For all the illogical little plot conveniences strewn through the script, I do have to take issue with one particular bit of nonsense. The movie makes a big deal out of the "strange" hat that the mystery woman was wearing. This hat was so strange, so unique, you would know it anywhere, and so on. And yet, when we finally get a look at the damn hat, it doesn't look all that different from any other bizarre Hollywood concoction of the time. You can't scare me, 1940s milliners! I've already seen this. And this. I've even survived this. Don't promise me a funny hat, movie, and not deliver the goods.
However, what makes Phantom Lady an enjoyable film is not its plotting or its cliches or its hats. It's that wonderful, bizarre, Alice-in-Wonderland vibe that we get during Kansas' foray into the underworld. Robert Siodmak's direction is strong enough to lift a rather prosaic mystery into full-on nightmarish territory; I only wish the script had been sharp enough to keep up with him. I only wish it had been sharp enough to keep up with Ella Raines, too, who really does deliver a strong, startling performance, creating a female sleuth who'll definitely linger in your mind. But even if the movie ultimately decides to settle for convention, nothing could really dent the vibrant energy of the first half of the movie. It's proof enough that a few great scenes is enough to make a movie worthwhile.
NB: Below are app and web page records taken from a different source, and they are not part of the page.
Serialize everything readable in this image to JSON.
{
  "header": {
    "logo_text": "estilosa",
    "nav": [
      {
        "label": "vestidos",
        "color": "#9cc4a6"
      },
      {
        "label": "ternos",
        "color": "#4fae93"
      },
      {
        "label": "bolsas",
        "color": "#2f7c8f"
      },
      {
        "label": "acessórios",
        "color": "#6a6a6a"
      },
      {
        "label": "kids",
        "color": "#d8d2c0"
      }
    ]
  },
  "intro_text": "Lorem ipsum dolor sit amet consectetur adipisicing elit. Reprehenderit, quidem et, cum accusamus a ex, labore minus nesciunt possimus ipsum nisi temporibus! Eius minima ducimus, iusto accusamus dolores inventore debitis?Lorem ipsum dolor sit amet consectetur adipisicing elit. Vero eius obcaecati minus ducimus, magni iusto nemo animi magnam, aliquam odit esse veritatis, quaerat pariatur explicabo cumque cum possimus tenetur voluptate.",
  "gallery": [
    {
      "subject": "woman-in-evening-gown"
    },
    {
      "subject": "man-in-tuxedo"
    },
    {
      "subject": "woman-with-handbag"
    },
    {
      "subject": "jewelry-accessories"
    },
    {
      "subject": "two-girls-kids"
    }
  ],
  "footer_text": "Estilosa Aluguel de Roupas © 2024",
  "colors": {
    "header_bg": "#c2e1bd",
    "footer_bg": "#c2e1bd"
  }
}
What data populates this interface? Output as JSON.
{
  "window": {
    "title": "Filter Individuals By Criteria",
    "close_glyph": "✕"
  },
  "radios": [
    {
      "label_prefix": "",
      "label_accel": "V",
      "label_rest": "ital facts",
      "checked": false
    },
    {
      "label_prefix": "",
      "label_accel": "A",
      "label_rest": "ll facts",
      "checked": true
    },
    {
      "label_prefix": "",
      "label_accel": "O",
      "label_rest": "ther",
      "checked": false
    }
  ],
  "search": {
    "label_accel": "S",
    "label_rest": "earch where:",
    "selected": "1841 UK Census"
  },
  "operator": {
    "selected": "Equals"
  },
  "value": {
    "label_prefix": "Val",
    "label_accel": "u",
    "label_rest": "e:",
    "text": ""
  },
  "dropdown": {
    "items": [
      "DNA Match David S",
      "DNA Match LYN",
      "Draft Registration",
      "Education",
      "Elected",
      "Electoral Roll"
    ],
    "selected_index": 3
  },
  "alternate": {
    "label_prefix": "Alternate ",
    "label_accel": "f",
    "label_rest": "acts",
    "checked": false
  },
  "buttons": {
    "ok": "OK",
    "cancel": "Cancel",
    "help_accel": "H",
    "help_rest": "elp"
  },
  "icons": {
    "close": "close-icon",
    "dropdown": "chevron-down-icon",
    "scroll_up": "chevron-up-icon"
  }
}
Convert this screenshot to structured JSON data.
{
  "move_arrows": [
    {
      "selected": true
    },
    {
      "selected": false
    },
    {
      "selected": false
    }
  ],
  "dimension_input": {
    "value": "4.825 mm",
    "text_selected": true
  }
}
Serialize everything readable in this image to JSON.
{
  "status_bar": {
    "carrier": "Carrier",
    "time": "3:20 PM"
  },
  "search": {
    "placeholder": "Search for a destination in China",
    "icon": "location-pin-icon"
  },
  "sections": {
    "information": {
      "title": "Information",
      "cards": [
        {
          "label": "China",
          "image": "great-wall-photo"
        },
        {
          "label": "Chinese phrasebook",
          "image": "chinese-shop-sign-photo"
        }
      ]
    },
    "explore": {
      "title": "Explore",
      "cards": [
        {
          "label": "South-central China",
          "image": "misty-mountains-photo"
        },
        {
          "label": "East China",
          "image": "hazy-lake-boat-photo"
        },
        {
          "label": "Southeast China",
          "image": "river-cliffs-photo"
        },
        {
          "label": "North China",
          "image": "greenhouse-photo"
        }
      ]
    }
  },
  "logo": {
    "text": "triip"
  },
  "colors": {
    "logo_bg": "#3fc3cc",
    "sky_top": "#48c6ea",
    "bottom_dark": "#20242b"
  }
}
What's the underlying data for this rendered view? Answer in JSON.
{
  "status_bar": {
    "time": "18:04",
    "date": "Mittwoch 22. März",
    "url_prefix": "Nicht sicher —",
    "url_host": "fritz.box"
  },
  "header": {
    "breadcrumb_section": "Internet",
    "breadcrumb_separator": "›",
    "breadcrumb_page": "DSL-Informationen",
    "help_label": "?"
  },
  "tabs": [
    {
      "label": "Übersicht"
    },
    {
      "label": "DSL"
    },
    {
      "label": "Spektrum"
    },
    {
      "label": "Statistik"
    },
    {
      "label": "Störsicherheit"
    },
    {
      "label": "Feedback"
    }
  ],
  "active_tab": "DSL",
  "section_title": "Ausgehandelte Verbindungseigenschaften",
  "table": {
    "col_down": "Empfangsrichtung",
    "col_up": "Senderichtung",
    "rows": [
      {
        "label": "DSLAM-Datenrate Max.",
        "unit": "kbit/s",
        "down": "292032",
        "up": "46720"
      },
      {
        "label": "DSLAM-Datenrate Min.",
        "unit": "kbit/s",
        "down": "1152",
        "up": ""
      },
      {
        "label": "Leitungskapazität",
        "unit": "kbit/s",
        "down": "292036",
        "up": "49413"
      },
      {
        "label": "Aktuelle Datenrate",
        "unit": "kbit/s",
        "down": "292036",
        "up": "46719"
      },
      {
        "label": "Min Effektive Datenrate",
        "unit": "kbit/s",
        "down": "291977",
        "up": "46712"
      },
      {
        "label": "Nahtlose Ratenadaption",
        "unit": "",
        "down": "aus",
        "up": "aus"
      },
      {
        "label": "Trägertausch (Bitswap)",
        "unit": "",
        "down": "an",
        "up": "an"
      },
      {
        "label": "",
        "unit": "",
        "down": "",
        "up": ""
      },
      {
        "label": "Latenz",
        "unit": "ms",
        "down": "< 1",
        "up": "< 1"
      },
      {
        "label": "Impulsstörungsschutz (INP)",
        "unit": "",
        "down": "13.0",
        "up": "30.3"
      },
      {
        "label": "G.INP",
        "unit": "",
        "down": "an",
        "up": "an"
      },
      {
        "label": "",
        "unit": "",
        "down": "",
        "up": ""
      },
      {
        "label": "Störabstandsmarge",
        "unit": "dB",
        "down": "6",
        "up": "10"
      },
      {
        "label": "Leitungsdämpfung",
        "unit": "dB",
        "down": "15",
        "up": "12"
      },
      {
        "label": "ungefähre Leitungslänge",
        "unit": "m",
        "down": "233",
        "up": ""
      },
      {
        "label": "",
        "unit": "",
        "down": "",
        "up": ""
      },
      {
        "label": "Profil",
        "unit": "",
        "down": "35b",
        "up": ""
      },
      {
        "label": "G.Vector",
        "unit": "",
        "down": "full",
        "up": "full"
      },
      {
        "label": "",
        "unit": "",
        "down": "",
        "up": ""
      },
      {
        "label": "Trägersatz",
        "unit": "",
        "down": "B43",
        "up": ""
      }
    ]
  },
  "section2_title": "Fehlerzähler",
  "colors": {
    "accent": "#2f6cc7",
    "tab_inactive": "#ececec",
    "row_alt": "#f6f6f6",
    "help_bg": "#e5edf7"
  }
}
"What a place. I can feel the rats in the walls."
It's really a toss-up between the scene of Kansas stalking the bartender and the scene of her with the jazz musicians. I like the ambiguity of the stalking more as a character thing but the imagery of her in the backroom jazz club is too powerful to ignore. So, in the end, I'll go with the jazz. She and Cook Jr. make some creepy, amazing music together.
Final Six Words:
The grime glitters most of all